BRIEF: Look through the material and copy each line holding "time".

MATERIAL SUPPLIED:
-----
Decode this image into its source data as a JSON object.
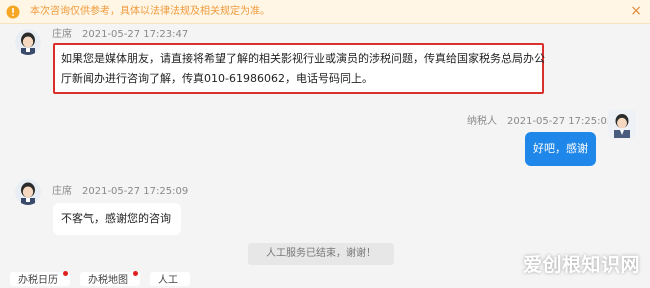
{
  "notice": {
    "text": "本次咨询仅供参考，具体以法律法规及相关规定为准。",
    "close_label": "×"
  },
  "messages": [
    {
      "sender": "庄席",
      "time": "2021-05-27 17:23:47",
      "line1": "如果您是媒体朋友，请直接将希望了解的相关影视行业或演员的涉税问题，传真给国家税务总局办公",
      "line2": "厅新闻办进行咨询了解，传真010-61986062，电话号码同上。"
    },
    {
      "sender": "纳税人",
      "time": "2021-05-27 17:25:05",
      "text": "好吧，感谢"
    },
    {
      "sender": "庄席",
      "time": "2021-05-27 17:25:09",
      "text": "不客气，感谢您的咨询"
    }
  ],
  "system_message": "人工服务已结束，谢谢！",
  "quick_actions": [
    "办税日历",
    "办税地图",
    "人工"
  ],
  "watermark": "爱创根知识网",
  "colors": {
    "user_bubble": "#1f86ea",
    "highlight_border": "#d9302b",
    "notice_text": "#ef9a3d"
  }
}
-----
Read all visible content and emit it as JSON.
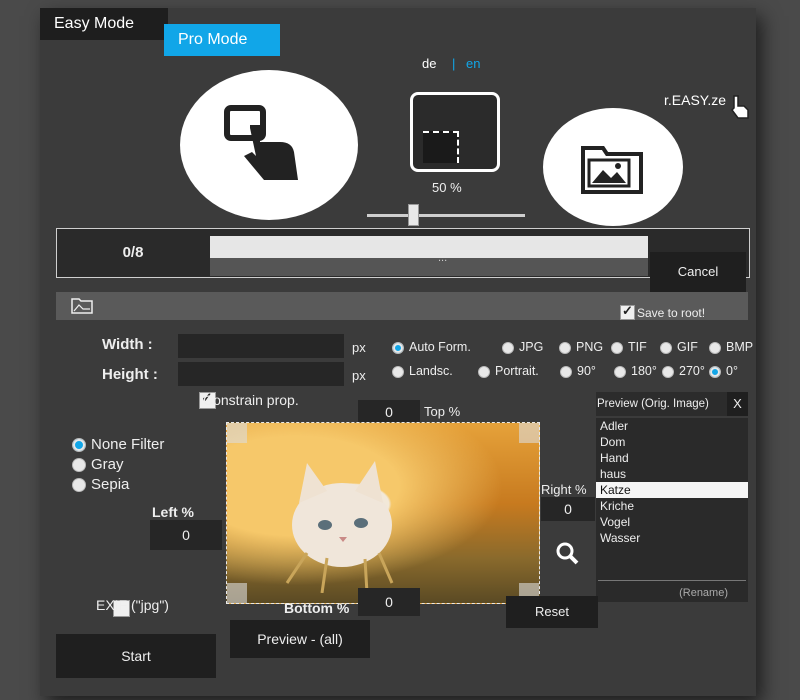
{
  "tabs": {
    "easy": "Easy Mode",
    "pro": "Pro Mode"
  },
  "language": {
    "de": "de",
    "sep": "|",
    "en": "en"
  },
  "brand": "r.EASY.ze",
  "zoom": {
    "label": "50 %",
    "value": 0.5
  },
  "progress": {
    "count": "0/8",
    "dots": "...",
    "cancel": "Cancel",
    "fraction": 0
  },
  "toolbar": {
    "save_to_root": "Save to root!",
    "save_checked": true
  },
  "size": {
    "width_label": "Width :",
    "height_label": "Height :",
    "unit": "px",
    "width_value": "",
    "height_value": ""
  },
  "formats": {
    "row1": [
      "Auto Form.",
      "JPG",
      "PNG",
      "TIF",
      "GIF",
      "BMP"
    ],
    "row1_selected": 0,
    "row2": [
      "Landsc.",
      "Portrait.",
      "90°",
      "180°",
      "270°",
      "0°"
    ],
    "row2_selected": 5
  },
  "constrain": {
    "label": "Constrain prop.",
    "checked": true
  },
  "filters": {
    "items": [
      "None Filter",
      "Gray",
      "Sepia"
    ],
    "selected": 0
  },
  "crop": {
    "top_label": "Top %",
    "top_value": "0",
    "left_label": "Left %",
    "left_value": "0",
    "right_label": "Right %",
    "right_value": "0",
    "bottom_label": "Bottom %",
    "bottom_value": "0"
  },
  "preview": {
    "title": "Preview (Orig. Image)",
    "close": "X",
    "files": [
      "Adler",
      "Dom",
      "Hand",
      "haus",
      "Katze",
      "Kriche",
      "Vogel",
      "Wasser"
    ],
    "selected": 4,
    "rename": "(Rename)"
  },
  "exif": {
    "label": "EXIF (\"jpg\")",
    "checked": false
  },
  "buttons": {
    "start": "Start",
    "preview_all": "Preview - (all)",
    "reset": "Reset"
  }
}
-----
REPLY:
      "time": "2021-05-27 17:23:47",
      "time": "2021-05-27 17:25:05",
      "time": "2021-05-27 17:25:09",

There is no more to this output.